▸ **Exercise brief**: Take every line from the data that has the word "JSON" in it.

▸ **Exercise data**:
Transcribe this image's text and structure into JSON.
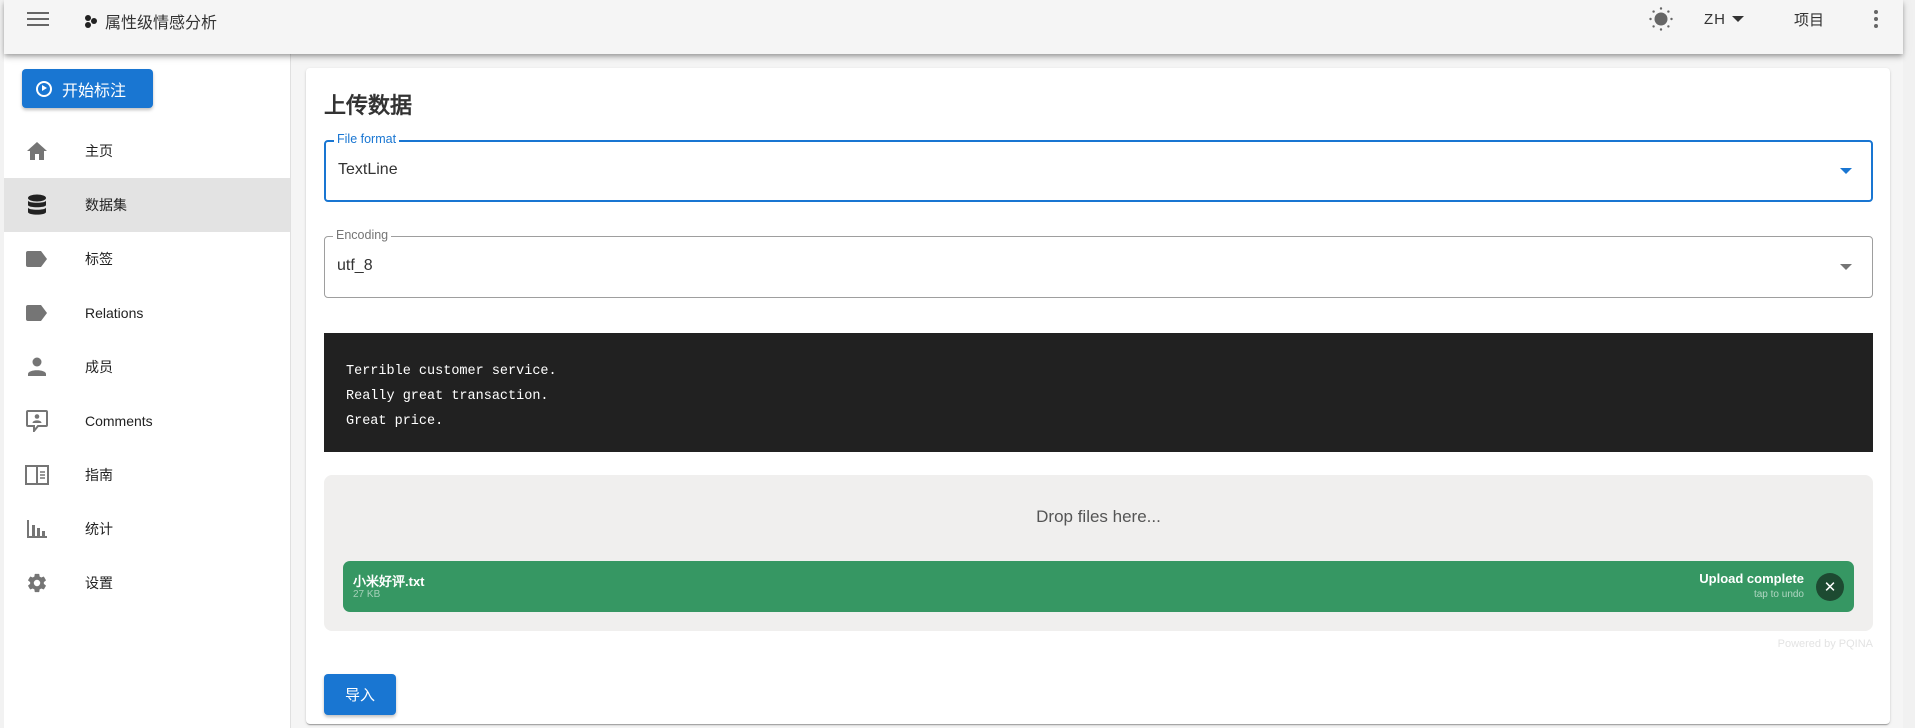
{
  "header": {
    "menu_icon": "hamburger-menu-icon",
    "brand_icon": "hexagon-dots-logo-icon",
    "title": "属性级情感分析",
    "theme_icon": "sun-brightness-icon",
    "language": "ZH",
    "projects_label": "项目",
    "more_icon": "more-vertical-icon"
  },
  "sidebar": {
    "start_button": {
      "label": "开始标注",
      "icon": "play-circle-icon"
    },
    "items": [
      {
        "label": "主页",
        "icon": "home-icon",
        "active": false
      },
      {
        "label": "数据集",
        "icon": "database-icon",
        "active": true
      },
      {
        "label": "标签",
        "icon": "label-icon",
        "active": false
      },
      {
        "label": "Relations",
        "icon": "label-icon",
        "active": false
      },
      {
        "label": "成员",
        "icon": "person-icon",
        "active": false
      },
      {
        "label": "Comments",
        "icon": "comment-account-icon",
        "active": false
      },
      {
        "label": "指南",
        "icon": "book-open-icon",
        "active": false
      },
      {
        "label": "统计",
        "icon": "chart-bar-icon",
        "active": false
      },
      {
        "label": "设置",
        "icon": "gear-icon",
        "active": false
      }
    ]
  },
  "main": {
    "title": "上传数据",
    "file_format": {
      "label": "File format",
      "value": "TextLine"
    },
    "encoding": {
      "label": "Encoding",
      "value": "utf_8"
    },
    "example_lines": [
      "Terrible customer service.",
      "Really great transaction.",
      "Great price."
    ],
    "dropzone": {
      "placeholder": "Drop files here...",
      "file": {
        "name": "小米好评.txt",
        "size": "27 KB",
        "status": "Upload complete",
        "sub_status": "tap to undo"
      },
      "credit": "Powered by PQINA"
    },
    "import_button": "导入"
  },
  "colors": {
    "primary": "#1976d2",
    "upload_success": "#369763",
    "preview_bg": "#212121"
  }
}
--
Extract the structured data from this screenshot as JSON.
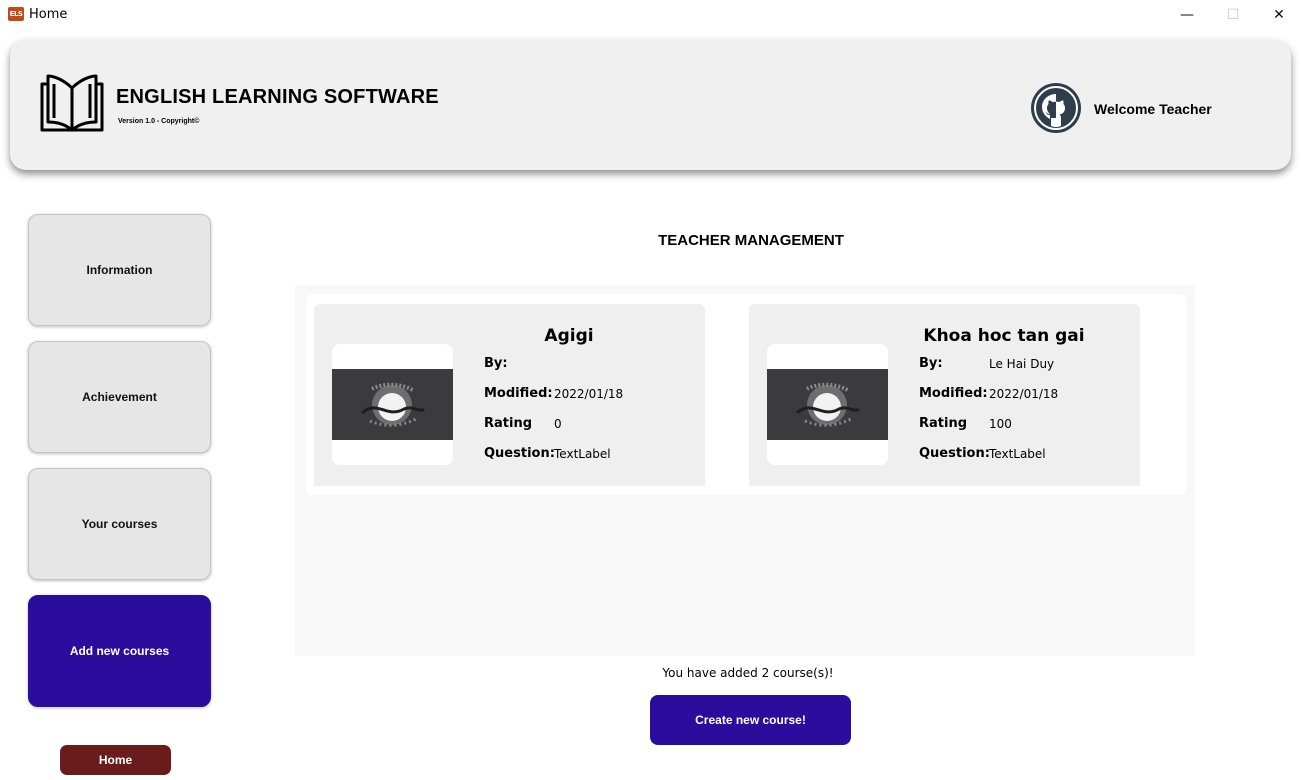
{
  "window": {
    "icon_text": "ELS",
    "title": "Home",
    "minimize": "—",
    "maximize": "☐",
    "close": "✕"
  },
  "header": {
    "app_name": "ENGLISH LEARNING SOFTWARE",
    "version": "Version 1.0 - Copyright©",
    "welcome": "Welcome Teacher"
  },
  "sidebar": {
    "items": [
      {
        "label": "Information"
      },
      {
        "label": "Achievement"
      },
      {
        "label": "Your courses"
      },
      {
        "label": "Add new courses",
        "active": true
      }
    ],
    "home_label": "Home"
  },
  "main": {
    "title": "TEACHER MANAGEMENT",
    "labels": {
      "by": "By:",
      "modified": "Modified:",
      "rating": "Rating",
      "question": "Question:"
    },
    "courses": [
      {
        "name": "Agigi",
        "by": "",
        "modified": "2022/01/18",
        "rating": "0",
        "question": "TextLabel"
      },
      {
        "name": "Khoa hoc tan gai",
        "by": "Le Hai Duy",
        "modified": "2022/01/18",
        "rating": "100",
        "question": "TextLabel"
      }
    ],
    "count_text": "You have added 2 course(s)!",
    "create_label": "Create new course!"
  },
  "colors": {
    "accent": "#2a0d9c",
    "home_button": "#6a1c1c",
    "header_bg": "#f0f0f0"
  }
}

▸ **Result of this task**:
Transcribe this image's text and structure into JSON.
Extract the structured data from this screenshot as JSON.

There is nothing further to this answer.